**** Data extract ****

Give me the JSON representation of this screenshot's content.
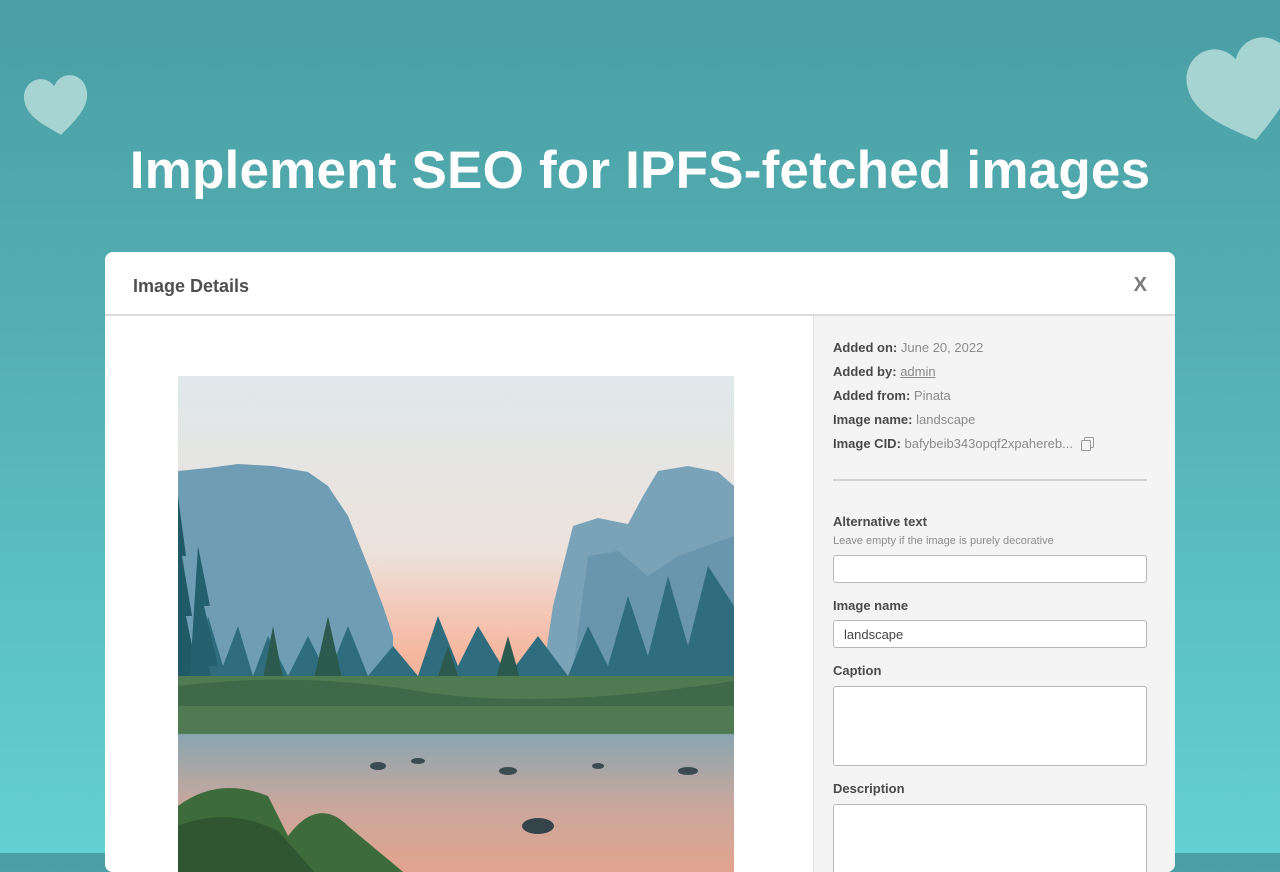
{
  "headline": "Implement SEO for IPFS-fetched images",
  "modal": {
    "title": "Image Details",
    "close_label": "X"
  },
  "meta": {
    "added_on_label": "Added on:",
    "added_on_value": "June 20, 2022",
    "added_by_label": "Added by:",
    "added_by_value": "admin",
    "added_from_label": "Added from:",
    "added_from_value": "Pinata",
    "image_name_label": "Image name:",
    "image_name_value": "landscape",
    "image_cid_label": "Image CID:",
    "image_cid_value": "bafybeib343opqf2xpahereb..."
  },
  "form": {
    "alt_label": "Alternative text",
    "alt_hint": "Leave empty if the image is purely decorative",
    "alt_value": "",
    "name_label": "Image name",
    "name_value": "landscape",
    "caption_label": "Caption",
    "caption_value": "",
    "description_label": "Description",
    "description_value": ""
  },
  "icons": {
    "copy": "copy-icon",
    "close": "close-icon",
    "decor": "heart-icon"
  },
  "colors": {
    "background_top": "#4b9ea3",
    "background_bottom": "#63d0d4",
    "heart": "#a6d4d3",
    "panel": "#f4f4f4"
  }
}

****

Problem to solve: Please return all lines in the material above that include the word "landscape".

Solution:
    "image_name_value": "landscape",
    "name_value": "landscape",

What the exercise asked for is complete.